▸ **Work task**: Count every line in the records below that contains the string "Photos". Report that number alone.

▸ **Dataset records**:
BEGIN

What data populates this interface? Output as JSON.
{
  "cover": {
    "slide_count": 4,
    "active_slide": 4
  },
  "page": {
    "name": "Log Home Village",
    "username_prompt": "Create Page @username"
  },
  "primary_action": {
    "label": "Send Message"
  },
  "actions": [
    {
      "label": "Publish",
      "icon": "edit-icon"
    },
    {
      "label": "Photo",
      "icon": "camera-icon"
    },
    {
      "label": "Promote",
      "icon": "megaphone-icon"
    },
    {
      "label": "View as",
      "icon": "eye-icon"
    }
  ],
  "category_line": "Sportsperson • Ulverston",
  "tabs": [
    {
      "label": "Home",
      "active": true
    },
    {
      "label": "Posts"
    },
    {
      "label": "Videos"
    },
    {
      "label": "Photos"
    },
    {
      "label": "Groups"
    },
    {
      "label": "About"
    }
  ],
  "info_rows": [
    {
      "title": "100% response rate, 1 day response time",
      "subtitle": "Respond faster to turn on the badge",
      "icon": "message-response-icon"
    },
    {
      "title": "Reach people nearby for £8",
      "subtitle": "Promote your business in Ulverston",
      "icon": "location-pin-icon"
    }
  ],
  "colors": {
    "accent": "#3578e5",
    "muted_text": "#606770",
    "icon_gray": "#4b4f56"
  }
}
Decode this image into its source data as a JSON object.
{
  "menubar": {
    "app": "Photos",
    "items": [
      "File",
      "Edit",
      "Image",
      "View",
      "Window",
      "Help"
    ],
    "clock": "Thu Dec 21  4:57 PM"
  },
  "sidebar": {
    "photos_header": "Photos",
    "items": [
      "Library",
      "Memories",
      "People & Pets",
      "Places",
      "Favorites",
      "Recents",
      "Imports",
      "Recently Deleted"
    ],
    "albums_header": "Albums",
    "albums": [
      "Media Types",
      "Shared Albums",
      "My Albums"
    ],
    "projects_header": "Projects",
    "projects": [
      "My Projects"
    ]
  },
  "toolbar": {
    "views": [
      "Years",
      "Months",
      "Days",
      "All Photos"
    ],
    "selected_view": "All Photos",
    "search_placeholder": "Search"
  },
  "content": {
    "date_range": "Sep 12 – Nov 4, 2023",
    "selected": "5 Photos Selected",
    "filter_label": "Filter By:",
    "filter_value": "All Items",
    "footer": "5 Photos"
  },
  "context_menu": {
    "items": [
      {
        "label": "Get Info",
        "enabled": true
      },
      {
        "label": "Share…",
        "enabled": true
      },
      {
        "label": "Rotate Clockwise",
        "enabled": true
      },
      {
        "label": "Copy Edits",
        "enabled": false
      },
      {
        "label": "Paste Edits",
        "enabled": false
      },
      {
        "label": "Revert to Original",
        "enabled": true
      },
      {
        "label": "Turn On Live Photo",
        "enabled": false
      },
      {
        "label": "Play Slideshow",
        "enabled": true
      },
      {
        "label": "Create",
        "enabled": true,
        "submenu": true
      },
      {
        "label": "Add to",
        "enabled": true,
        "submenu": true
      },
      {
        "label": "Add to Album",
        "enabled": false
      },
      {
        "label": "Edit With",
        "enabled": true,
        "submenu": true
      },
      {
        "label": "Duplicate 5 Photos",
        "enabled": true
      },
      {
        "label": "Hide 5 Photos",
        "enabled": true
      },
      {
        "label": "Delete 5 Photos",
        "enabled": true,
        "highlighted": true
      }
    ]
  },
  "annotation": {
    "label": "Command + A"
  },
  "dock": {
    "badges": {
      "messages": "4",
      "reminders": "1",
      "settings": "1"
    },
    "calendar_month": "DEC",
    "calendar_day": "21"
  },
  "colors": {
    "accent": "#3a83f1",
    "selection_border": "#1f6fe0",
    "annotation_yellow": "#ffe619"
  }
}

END

▸ **Response box**: 10